# get the location of our locator and append to pointArray
locatorPos = cmds.xform("locator1", query=True, ws=True, rp=True)
# sample the points stored in pointArray - definition of sampleColorAtPoint to follow
sampledColors = sampleColorAtPoint("marble1.outColor", pointArray)
# change the color of the sphere...
cmds.setAttr("lambert1.color", sampledColors, sampledColors, sampledColors, type = "double3")
All that is left is to define our sampling procedure.The list of arguments required by MRenderUtil.sampleShadingNetwork() looks daunting, but it's not. You won't need to provide all the arguments to sample a 3D texture. As per the docs: "In general [...] 3D textures require points and refPoints"....
def sampleColorAtPoint(shadingNode, points):
# these are the arguments required to sample a 3D texture:
shadingNodeAttr = shadingNode
numSamples = len(points)
pointArray = om.MFloatPointArray()
refPointArray = om.MFloatPointArray()
for i in range(len(points)):
point = points[i]
location = om.MFloatPoint(point, point, point)
# we don't need to set these arguments
useShadowMap = False
reuseMaps = False
uCoords = None
vCoords = None
normals = None
tangentUs = None
tangentVs = None
filterSizes = None
cameraMatrix = om.MFloatMatrix()
# create the return arguments
resultColors = om.MFloatVectorArray()
resultTransparencies = om.MFloatVectorArray()
# and this is the call to sample the points
omr.MRenderUtil.sampleShadingNetwork(shadingNodeAttr, numSamples, useShadowMaps, reuseMaps, cameraMatrix, pointArray, uCoords, vCoords, normals, refPointArray, tangentUs, tangentVs, filterSizes, resultColors, resultTransparencies)
# take a breath..
# and return the sampled colors as a list
sampledColorsArray = 
for i in range(resultColors.length()):
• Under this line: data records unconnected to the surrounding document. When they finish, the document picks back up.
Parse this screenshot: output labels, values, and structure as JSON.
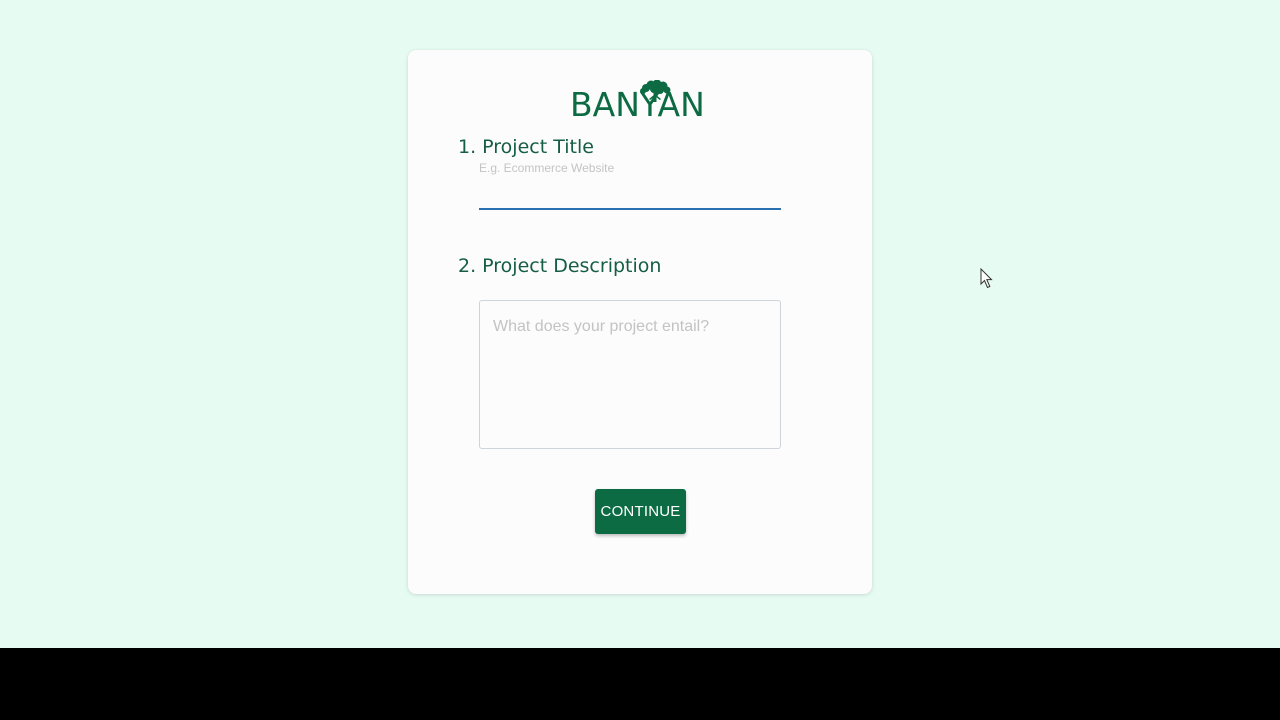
{
  "brand": {
    "name": "BANYAN",
    "color": "#0d6b43"
  },
  "form": {
    "title_label": "1. Project Title",
    "title_placeholder": "E.g. Ecommerce Website",
    "title_value": "",
    "description_label": "2. Project Description",
    "description_placeholder": "What does your project entail?",
    "description_value": "",
    "continue_label": "CONTINUE"
  },
  "icons": {
    "logo": "tree-icon",
    "pointer": "mouse-cursor-icon"
  },
  "colors": {
    "background": "#e6fbf2",
    "card": "#fcfcfd",
    "label": "#165d45",
    "input_underline": "#2a6fb0",
    "button": "#0d6b43"
  }
}
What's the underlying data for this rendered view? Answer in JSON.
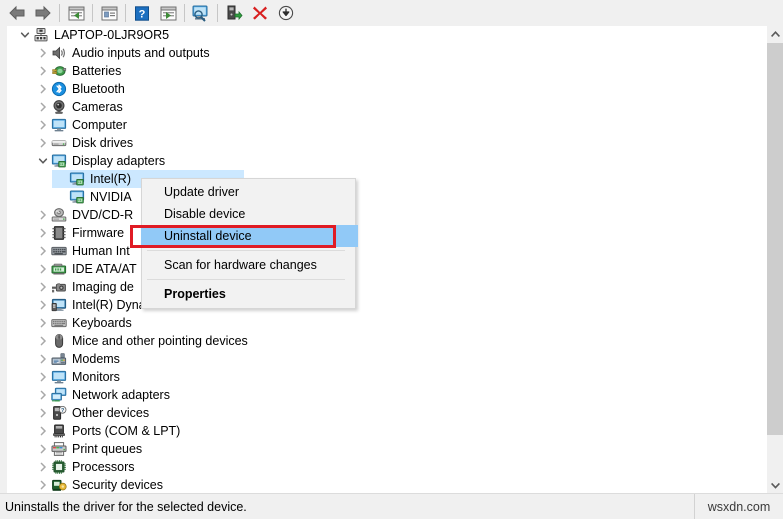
{
  "toolbar": {
    "buttons": [
      {
        "name": "back-button",
        "icon": "back-arrow-icon",
        "title": "Back"
      },
      {
        "name": "forward-button",
        "icon": "forward-arrow-icon",
        "title": "Forward"
      },
      {
        "name": "up-one-level-button",
        "icon": "up-level-icon",
        "title": "Up one level"
      },
      {
        "name": "properties-button",
        "icon": "properties-window-icon",
        "title": "Properties"
      },
      {
        "name": "help-button",
        "icon": "help-question-icon",
        "title": "Help"
      },
      {
        "name": "show-hide-console-tree-button",
        "icon": "console-tree-icon",
        "title": "Show/Hide console tree"
      },
      {
        "name": "scan-for-hardware-changes-button",
        "icon": "scan-monitor-icon",
        "title": "Scan for hardware changes"
      },
      {
        "name": "update-driver-button",
        "icon": "update-driver-icon",
        "title": "Update driver"
      },
      {
        "name": "uninstall-device-button",
        "icon": "red-x-icon",
        "title": "Uninstall device"
      },
      {
        "name": "disable-device-button",
        "icon": "down-arrow-circle-icon",
        "title": "Disable device"
      }
    ]
  },
  "tree": {
    "root": {
      "label": "LAPTOP-0LJR9OR5",
      "icon": "computer-node-icon",
      "expanded": true,
      "indent": 0
    },
    "items": [
      {
        "label": "Audio inputs and outputs",
        "icon": "speaker-icon",
        "expanded": false,
        "indent": 1
      },
      {
        "label": "Batteries",
        "icon": "battery-icon",
        "expanded": false,
        "indent": 1
      },
      {
        "label": "Bluetooth",
        "icon": "bluetooth-icon",
        "expanded": false,
        "indent": 1
      },
      {
        "label": "Cameras",
        "icon": "camera-icon",
        "expanded": false,
        "indent": 1
      },
      {
        "label": "Computer",
        "icon": "monitor-icon",
        "expanded": false,
        "indent": 1
      },
      {
        "label": "Disk drives",
        "icon": "disk-drive-icon",
        "expanded": false,
        "indent": 1
      },
      {
        "label": "Display adapters",
        "icon": "display-adapter-icon",
        "expanded": true,
        "indent": 1
      },
      {
        "label": "Intel(R)",
        "icon": "display-adapter-icon",
        "expanded": null,
        "indent": 2,
        "selected": true
      },
      {
        "label": "NVIDIA",
        "icon": "display-adapter-icon",
        "expanded": null,
        "indent": 2
      },
      {
        "label": "DVD/CD-R",
        "icon": "dvd-drive-icon",
        "expanded": false,
        "indent": 1
      },
      {
        "label": "Firmware",
        "icon": "firmware-chip-icon",
        "expanded": false,
        "indent": 1
      },
      {
        "label": "Human Int",
        "icon": "hid-keyboard-icon",
        "expanded": false,
        "indent": 1
      },
      {
        "label": "IDE ATA/AT",
        "icon": "ide-controller-icon",
        "expanded": false,
        "indent": 1
      },
      {
        "label": "Imaging de",
        "icon": "imaging-device-icon",
        "expanded": false,
        "indent": 1
      },
      {
        "label": "Intel(R) Dynamic Platform and Thermal Framework",
        "icon": "thermal-framework-icon",
        "expanded": false,
        "indent": 1
      },
      {
        "label": "Keyboards",
        "icon": "keyboard-icon",
        "expanded": false,
        "indent": 1
      },
      {
        "label": "Mice and other pointing devices",
        "icon": "mouse-icon",
        "expanded": false,
        "indent": 1
      },
      {
        "label": "Modems",
        "icon": "modem-icon",
        "expanded": false,
        "indent": 1
      },
      {
        "label": "Monitors",
        "icon": "monitor-icon",
        "expanded": false,
        "indent": 1
      },
      {
        "label": "Network adapters",
        "icon": "network-adapter-icon",
        "expanded": false,
        "indent": 1
      },
      {
        "label": "Other devices",
        "icon": "other-device-icon",
        "expanded": false,
        "indent": 1
      },
      {
        "label": "Ports (COM & LPT)",
        "icon": "port-icon",
        "expanded": false,
        "indent": 1
      },
      {
        "label": "Print queues",
        "icon": "printer-icon",
        "expanded": false,
        "indent": 1
      },
      {
        "label": "Processors",
        "icon": "processor-icon",
        "expanded": false,
        "indent": 1
      },
      {
        "label": "Security devices",
        "icon": "security-device-icon",
        "expanded": false,
        "indent": 1
      }
    ]
  },
  "context_menu": {
    "items": [
      {
        "label": "Update driver",
        "name": "menu-item-update-driver",
        "bold": false,
        "highlighted": false
      },
      {
        "label": "Disable device",
        "name": "menu-item-disable-device",
        "bold": false,
        "highlighted": false
      },
      {
        "label": "Uninstall device",
        "name": "menu-item-uninstall-device",
        "bold": false,
        "highlighted": true
      },
      {
        "label": "Scan for hardware changes",
        "name": "menu-item-scan-for-hardware-changes",
        "bold": false,
        "highlighted": false
      },
      {
        "label": "Properties",
        "name": "menu-item-properties",
        "bold": true,
        "highlighted": false
      }
    ]
  },
  "status_bar": {
    "text": "Uninstalls the driver for the selected device.",
    "watermark": "wsxdn.com"
  },
  "colors": {
    "selection_blue": "#cce8ff",
    "menu_highlight_blue": "#91c9f7",
    "annotation_red": "#e01b24",
    "chrome_gray": "#f0f0f0",
    "scrollbar_thumb": "#cdcdcd"
  }
}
resultVector = om.MFloatVector(resultColors[i])
rgb = [resultVector.x, resultVector.y, resultVector.z]
# end of sampleColorAtPoint
That wasn't so bad, was it ?
You'll notice that my procedure takes in an array of points so you can pass in as many points as you like and they will be sampled at the same time. In fact, this is quicker than calling OpenMayaRender.MRenderUtil.sampleShadingNetwork() for each point.
2) On to particles..
How about applying this script to a particle object ? It's really not that difficult, once you know how to stuff the return RGB values back into the particle rgbPP array using MFnParticleSystem()
Here are the steps:
1) Create a 3D texture node, eg: marble
2) Create a grid of particles. I find this is the best way to preview the script
3) Add an rgbPP attribute to the particle object
5) Load SampleShadingNetworkParticles into the Script Editor, and run it – it imports the necessary python modules, defines the sampling procedure then calls the procedure to apply "marble1.color” to “particleShape1”.
If you want to take this further and have the particle color update per frame, then I suggest you call the procedure once in a after-dynamics runtime expression for the last particle only - so you only sample the colors once per frame.
Have fun !